2. Basketball’s Double Standard, by espnW writer Kate Fagan is about the barriers and discrimination that women coaches face in college basketball, and how women coaching men’s teams seems laughable to most ADs. You can see just how bad the numbers are pertaining to the percentage of women head coaches of women’s teams at “big time” institutions by clicking here.
3. Watch Dr. Caroline Heldman’s TED talk titled “The Sexy Lie” which is helps dispel the “sex sells” myth. In my research at the Tucker Center for Research on Girls & Women in Sport, we are amassing evidence to help dispel and challenge the myth that “sex sells women’s sport.” You can watch our documentary on this topic “Media Coverage & Female Athletes” free online.
I was asked to write a blog about changing the youth sport environment based on the research and educational programs I do for coaches and youth sport parents.
To read that blog titled “Not All Fun & Games: Changing the Youth Sports Environment” click here.
There are many bizarre things that happen in sports, but this occurrence in a MN boys’ high school hockey game is a new one to me!
With minutes to go in the game, the senior goalie stopped the puck, purposefully put it in his own net, and then skated off the ice while flipping the bird to his own bench (assuming this was directed towards his coaches). You can get more details and watch the video here. Evidently, conflict over playing time and who would mind the nets had been ongoing over the course of the season.
Many opinions will abound if this poor sportsmanship or justified action. In my opinion, this is ultimately one of the worst displays of sportsmanship I’ve seen.
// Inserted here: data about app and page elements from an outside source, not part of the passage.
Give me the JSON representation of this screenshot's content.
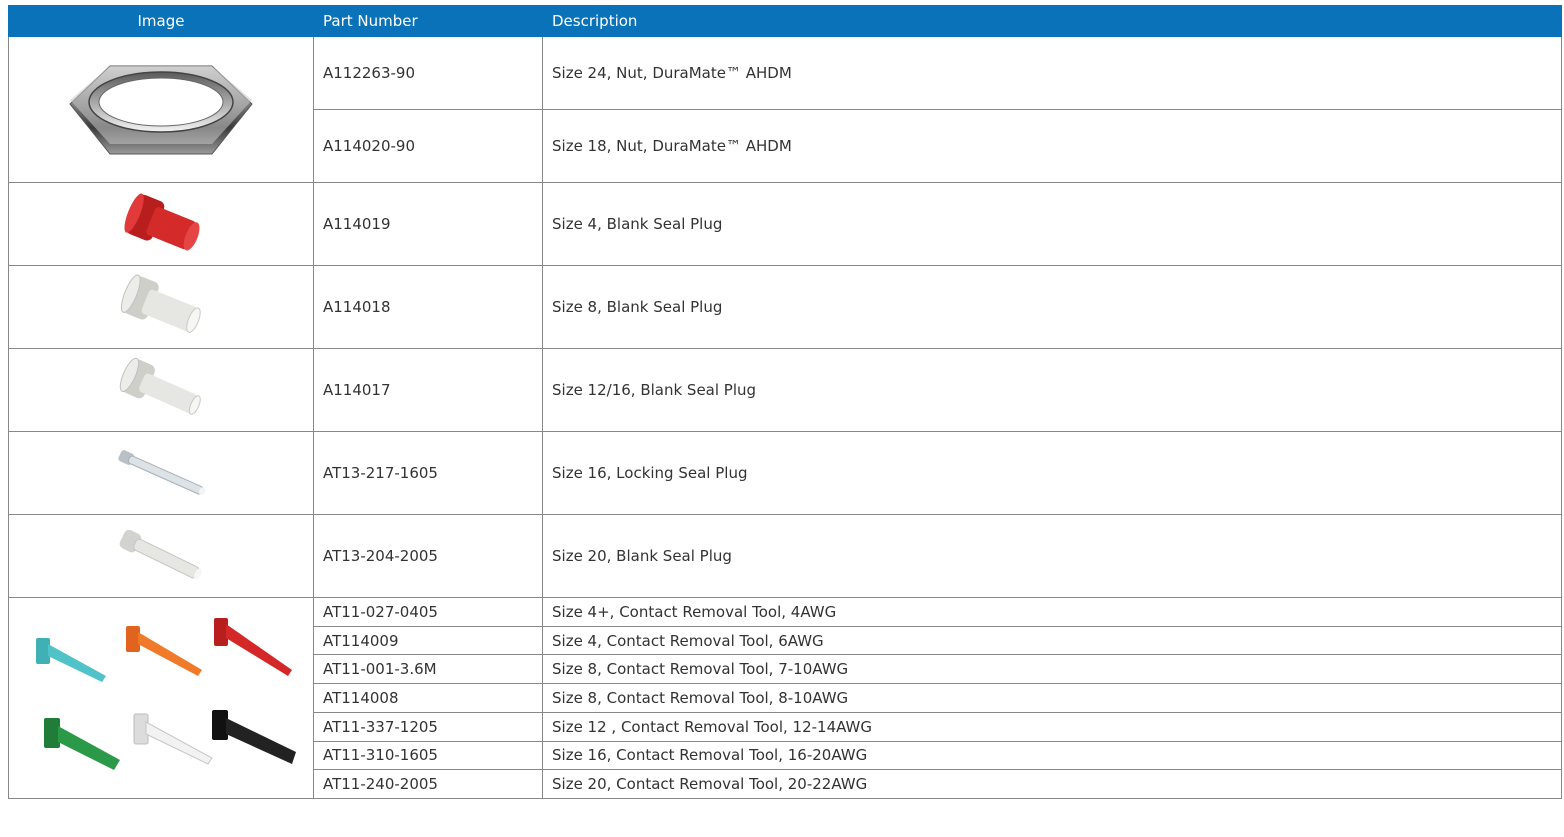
{
  "headers": {
    "image": "Image",
    "part_number": "Part Number",
    "description": "Description"
  },
  "rows": [
    {
      "part": "A112263-90",
      "desc": "Size 24, Nut, DuraMate™ AHDM"
    },
    {
      "part": "A114020-90",
      "desc": "Size 18, Nut, DuraMate™ AHDM"
    },
    {
      "part": "A114019",
      "desc": "Size 4, Blank Seal Plug"
    },
    {
      "part": "A114018",
      "desc": "Size 8, Blank Seal Plug"
    },
    {
      "part": "A114017",
      "desc": "Size 12/16, Blank Seal Plug"
    },
    {
      "part": "AT13-217-1605",
      "desc": "Size 16, Locking Seal Plug"
    },
    {
      "part": "AT13-204-2005",
      "desc": "Size 20, Blank Seal Plug"
    },
    {
      "part": "AT11-027-0405",
      "desc": "Size 4+, Contact Removal Tool, 4AWG"
    },
    {
      "part": "AT114009",
      "desc": "Size 4, Contact Removal Tool, 6AWG"
    },
    {
      "part": "AT11-001-3.6M",
      "desc": "Size 8, Contact Removal Tool, 7-10AWG"
    },
    {
      "part": "AT114008",
      "desc": "Size 8, Contact Removal Tool, 8-10AWG"
    },
    {
      "part": "AT11-337-1205",
      "desc": "Size 12 , Contact Removal Tool, 12-14AWG"
    },
    {
      "part": "AT11-310-1605",
      "desc": "Size 16, Contact Removal Tool, 16-20AWG"
    },
    {
      "part": "AT11-240-2005",
      "desc": "Size 20, Contact Removal Tool, 20-22AWG"
    }
  ],
  "images": [
    {
      "icon": "hex-nut-image",
      "color": "#8a8a8a"
    },
    {
      "icon": "red-seal-plug-image",
      "color": "#d42a2a"
    },
    {
      "icon": "white-seal-plug-image",
      "color": "#e6e6e2"
    },
    {
      "icon": "white-seal-plug-image",
      "color": "#e6e6e2"
    },
    {
      "icon": "locking-seal-plug-image",
      "color": "#dde2e6"
    },
    {
      "icon": "white-seal-plug-image",
      "color": "#e6e6e2"
    },
    {
      "icon": "removal-tools-image",
      "colors": [
        "#4fc3c8",
        "#f07a2a",
        "#d42828",
        "#2a9a48",
        "#f2f2f2",
        "#222222"
      ]
    }
  ],
  "accent_color": "#0a72b9"
}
Nearly every athlete that plays sport disagrees with a coach decision about playing time. What athletes (and their parents) think they are entitled to, deserve, and have earned is often very different from what the coach perceives and believes.
There are many lessons that can be learned through sport….life isn’t always fair, you will be disappointed, you won’t always get what you think you deserve, keep doing the best you can do regardless of the situation, once you commit to something-stick to it, learn from you mistakes, persevere in the face of failure, give full effort, let go of things you can’t control and focus your energy on the things you can, be a supportive and positive teammate regardless of your role…and the list goes on. Unfortunately this is an exemplar of how sport can build characters, not character.
I don’t know this young man, his parents, coaches, or the details about the situation, other than what I read on Deadspin. However based on research, the poor sportsmanship of athletes is predicted in part by what the athlete perceives his parents and coaches do (i.e., how they act), believe, and what they value. For example, if a is parent yelling at the referee and/or coach and acting poorly in the stands, the athlete is more likely to do the same on the ice.
Instead of finishing out his high school hockey career with integrity, this athlete not only let himself down, but his family, team, school, community and the sport of hockey altogether. In Minnesota we take great pride in being “The State of Hockey” and this is a teachable moment for everyone of what NOT to do when things get tough. For the adults reading this who are involved with youth and interscholastic sport…we are the ones responsible for fostering this type of egregious behavior in athletes. We should all take stock in how to be more effective in creating a climate– which despite disagreements and conflict–all athletes feel valued, have a positive experience, and develop skills and character while striving to win.